October 12, 1988 |
Pope John Paul II on Tuesday sketched a dream of continental greatness, urging the democratic nations of Western Europe to reach out in unity to their Marxist neighbors and to the poor of the Third World. "I think the integrated Europe of tomorrow, opened toward the East of the Continent, generous toward the other hemisphere, should resume her role as a beacon in the civilization of the world," the Pope told the European Parliament.
March 24, 2010

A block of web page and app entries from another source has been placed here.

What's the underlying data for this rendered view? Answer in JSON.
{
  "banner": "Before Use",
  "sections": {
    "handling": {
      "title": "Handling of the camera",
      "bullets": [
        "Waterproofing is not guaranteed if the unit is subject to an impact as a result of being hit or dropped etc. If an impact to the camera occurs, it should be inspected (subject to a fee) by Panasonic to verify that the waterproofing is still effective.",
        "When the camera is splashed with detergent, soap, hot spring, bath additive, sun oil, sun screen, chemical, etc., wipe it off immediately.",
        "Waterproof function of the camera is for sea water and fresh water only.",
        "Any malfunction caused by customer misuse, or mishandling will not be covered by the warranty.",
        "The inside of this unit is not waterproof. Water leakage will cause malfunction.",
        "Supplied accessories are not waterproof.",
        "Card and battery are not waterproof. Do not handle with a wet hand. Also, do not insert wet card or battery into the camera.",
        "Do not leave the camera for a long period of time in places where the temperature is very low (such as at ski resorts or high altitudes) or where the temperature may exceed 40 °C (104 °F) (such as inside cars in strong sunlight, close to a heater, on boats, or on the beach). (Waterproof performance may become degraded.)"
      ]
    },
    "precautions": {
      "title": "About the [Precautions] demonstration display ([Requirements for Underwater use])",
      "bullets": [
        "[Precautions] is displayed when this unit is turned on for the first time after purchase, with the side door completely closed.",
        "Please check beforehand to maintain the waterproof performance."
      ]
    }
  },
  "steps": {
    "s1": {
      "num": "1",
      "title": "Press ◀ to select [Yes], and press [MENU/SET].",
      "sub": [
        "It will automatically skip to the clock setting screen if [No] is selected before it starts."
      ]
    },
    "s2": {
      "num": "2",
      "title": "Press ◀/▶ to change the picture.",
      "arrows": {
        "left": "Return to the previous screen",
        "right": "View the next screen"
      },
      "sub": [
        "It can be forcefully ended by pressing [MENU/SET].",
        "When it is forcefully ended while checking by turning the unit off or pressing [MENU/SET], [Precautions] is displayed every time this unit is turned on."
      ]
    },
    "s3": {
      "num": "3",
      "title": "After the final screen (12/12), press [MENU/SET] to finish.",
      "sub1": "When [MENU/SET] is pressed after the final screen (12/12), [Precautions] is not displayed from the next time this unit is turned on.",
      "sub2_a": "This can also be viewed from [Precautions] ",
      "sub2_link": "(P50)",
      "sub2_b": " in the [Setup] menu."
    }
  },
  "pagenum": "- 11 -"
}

Northern Ireland's Protestant war horse, the 83-year-old Rev. Ian Paisley, has announced he is ready to relinquish the County Antrim seat he has held in Britain's House of Commons for 40 years and which he used as a platform to defend the cause of militant Unionism. For many in the province, Paisley is still "Dr. No," the rabidly anti-Catholic minister who incited sectarian hatred and obstructed peacemaking for decades. "Never, never, never," he famously said in response to a 1985 Anglo-Irish agreement that laid the groundwork for self-determination and a devolved provincial government.
January 2, 2007 |
FOR THOSE Americans who despair of peace between Israelis and Palestinians or between Shiites and Sunnis in Iraq, there is proof in Northern Ireland that such ancient hatreds can be overcome: Ian Paisley and Martin McGuinness, once mortal enemies, are on a historic path to become, respectively, leader and deputy leader of a power-sharing government in that long-divided land.
November 28, 2003 |
Northern Ireland's Protestants have given the Rev. Ian Paisley and his hard-line Democratic Unionist Party the majority of their votes in elections for the province's Assembly, partial returns showed Thursday, signaling that they were prepared to risk the collapse of the Good Friday peace accord rather than make more concessions to keep it alive.
June 6, 2008 |
Peter Robinson took over as Northern Ireland's first minister, succeeding the Rev. Ian Paisley and shoring up last year's agreement to share power with political foes in a regional government. Martin McGuinness, member of the Irish nationalist Sinn Fein party, was reappointed as deputy first minister despite tensions with Robinson's pro-British Democratic Unionist Party.
March 10, 2007 |
Hard-liners on both sides won Northern Ireland's election, final results confirmed. Protestants of Ian Paisley's Democratic Unionist Party finished first with 36 seats in the 108-member Northern Ireland Assembly, ahead of the major Catholic-backed party, Sinn Fein, which won 28. Trailing were moderate Protestants and Catholics, who led a power-sharing administration that collapsed 4 1/2 years ago.
March 9, 2007 |
Hard-liners were ahead in an election for control of the Northern Ireland Assembly. The Protestants of the Democratic Unionists and the Catholics of Sinn Fein appeared on course to strengthen their hold over each side of the Assembly. Sinn Fein leader Gerry Adams and Democratic Unionist leader Ian Paisley and his deputy, Peter Robinson, were among the first to win easy reelection.
December 12, 1985
About 1,500 Protestants bitterly opposed to the Anglo-Irish agreement on Northern Ireland attacked police with bricks and bottles, injuring 37 officers, as Cabinet ministers from Britain and Ireland held their first meeting under the agreement at Stormont Castle near Belfast. The Protestant crowd, shut out by tight security from demonstrating at Stormont Castle, tried to storm the Maryfield House, which will house a joint delegation set up under the agreement.